Stella Makes Heard Voice of Youth This Time for Climate Change

All you want to know about Transformative Storytelling

Stella Paul, the award-winning environmental journalist, is one of our most inspiring speakers in coming ASEAN Power Shift (APS). She, now, as well member of the global policy think tank Friedrich Ebert Stiftung that works to make heard the voice of the youth, put her the best advisor for young campaigners joining APS on ‘how to use the simplest yet most powerful tool to change the world’. Let us make her share some tips here!

SP: Stella Paul CK: Candy Ko (Youth Organising Committee)

CK: Hi Stella, read from your profile, you have been a media campaigner in Greenpeace and now work as the communications director for Video Volunteers, one of the largest community media organizations, it is believed that your experience and network could have made you reaching the best sources for stories. Maybe you can tell us what is your general practice to explore topics?

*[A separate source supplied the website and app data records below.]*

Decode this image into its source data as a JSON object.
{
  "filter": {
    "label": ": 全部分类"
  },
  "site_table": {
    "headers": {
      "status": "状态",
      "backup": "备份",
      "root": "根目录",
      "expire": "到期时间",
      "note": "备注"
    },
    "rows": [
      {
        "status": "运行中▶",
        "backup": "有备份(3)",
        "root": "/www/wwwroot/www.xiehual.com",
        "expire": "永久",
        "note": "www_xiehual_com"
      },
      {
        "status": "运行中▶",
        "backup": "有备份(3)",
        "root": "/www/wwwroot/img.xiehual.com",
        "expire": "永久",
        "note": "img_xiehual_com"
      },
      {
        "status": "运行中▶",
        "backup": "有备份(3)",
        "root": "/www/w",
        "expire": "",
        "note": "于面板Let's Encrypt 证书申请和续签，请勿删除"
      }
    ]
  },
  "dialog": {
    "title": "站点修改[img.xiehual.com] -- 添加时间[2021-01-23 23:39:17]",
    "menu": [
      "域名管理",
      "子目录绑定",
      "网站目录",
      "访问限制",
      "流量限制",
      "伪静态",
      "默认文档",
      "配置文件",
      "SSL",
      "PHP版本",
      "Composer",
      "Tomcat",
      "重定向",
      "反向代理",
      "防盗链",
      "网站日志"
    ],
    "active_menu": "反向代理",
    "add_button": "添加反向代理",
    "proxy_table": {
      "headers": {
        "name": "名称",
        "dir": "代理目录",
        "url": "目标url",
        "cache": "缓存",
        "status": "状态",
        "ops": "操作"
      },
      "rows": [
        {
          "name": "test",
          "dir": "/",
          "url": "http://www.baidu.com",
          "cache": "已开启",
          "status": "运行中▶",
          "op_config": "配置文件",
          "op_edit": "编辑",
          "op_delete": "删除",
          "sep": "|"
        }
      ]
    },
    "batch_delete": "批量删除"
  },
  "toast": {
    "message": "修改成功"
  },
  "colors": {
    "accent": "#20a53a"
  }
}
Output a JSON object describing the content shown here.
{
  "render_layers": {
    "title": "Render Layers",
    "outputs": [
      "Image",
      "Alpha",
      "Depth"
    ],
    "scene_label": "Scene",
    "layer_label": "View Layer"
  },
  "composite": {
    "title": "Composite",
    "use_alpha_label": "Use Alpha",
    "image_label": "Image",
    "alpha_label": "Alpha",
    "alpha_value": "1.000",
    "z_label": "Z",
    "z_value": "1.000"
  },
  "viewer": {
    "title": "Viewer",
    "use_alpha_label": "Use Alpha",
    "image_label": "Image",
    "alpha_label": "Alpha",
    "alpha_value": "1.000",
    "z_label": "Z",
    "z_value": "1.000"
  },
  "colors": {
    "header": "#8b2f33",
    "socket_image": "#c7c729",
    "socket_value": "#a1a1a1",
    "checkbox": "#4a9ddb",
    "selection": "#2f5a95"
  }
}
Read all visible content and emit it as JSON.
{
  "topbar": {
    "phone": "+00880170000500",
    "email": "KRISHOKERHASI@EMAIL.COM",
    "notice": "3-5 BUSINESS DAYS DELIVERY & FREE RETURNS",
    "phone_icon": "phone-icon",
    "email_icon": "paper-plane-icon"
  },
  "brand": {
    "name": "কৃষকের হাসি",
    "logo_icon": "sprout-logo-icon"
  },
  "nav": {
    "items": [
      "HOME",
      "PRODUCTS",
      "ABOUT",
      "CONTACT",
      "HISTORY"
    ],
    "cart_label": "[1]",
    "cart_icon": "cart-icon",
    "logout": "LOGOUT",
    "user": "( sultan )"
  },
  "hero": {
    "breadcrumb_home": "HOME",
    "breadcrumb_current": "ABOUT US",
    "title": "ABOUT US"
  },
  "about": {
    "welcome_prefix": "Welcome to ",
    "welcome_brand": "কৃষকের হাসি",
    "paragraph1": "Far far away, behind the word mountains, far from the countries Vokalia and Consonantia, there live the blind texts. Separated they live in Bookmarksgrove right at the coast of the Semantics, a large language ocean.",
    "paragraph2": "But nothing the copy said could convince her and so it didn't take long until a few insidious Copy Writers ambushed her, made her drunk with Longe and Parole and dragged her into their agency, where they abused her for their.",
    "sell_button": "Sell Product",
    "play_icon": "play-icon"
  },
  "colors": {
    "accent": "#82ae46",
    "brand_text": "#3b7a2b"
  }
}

SP: As a journalist, I am determined to tell the stories that are either under-reported, or have never been reported at all. So, I have a certain strategy of following the globally emerging environmental issues and also finding a locally relevant story on those issues. I subscribe to a large number of newsletters and press releases by various UN agencies as well as various governments. I also read at least a dozen newspapers from the Asia-Pacific region. There is always something there — an event or a scheme or a change in the policy — that can trigger one’s interest or, as we call in journalism “throw the hook”. Once I find that hook, I can construct a story idea and move forward.

CK: From your articles, we can see a consistence in your publicizing stories of marginalized communities. What makes you believe in solution-oriented journalism to bring change? Can you tell us some examples you are recently working on?

SP: A few years ago, when I was just beginning my career as an environmental journalist, I met with a few editors from Europe in London. I heard each one of them say how many journalists were obsessed with telling a “sob story”, rather than a story of a change, and how, as editors, they found it very boring.

This made me think hard. As a journalist, telling a story in an unbiased way was important. But I wanted to go beyond that and create an impact. I definitely didn’t want to be that journalist who only told a “sob story”! It was this thought that led me to adopt solution-oriented journalism that could stir positive action.

I have over a dozen examples where my solution-oriented stories have created an impact. In one of the most recent examples, an Indian woman was released from slavery by a group of people who read my story. In another, a village in central India installed a Reverse Osmosis water plant after one of them read a blog by me. And as I write this, a reader of mine (an IT engineer) in Delhi is building an app to report child and girl trafficking in the aftermath of a natural disaster.

CK: You are exploring gender to many issues, why are they intervened? What is the utopia you try to achieve?

SP: First of all, a gender-balanced world where people of all genders enjoy equal rights is not a utopia, but a reality which is absolutely achievable. If we look at Finland which tops the list of the countries where women and men enjoy equal rights and freedom, we realize, “gender rights” isn’t a jargon or a very hard-to-understand theory.

As a journalist, I have always tried to get more women’s voices in each of my story, not just as a victim, but also as a provider of solutions and great leadership. I believe that this is very important because as journalists, it is our responsibility to tell a story with integrity and honesty. But when we leave out women and their voices and fail to report the inequality they face, we also fail to balance both integrity and honesty.

My belief and my decision rise from the fact that as an individual, I have faced gender bias and discrimination all through my life. Even as a child, I was nearly killed because I was a girl and not a boy.

CK: Heard about you are travelling to Sweden soon?

SP: In the coming weeks I will be traveling to, beside Singapore for ASEAN Power Shift, the US and Sweden. I am very excited about the Sweden trip where I will be covering the World Water Week. Water is one of the most important environmental issues right now and in this event we will hear of new solutions and policies to link water with development. I am particularly glad to be one of the 5 journalists worldwide to receive a full sponsorship for this trip.

CK: What are the issues you want more youth to write about and express their views on?

SP: I would like more youths to think of climate change-related issues that actually affect and impact them personally, such as water, disaster and energy. All of these are very relevant issues to the ASEAN region and I would love to see youths writing of not just the problems, but also the solutions and opportunities. For example, how development of renewable energy can create new career and job opportunities for the region’s youths is a very good subject to write about!

CK: Thank you for your time and look forward to your face-to-face sharing with our youth participants in APS!

More about Stella PAUL

Winner of Asian Environmental Journalism Awards 2014 (Environmental Blogger of the Year). Multimedia journalist, documentary producer on development and environment issues.

Previously new reporter for ETV, MSN, and media campaigner for Greenpeace. Currently communications director of Video Volunteers and active member of Friedrich Ebert Stiftung, a global policy think tank. Passionate about practicable solutions and positive change. Staunch believer in the mantra “social media can bring social good”.


One clap, two clap, three clap, forty?

By clapping more or less, you can signal to us which stories really stand out.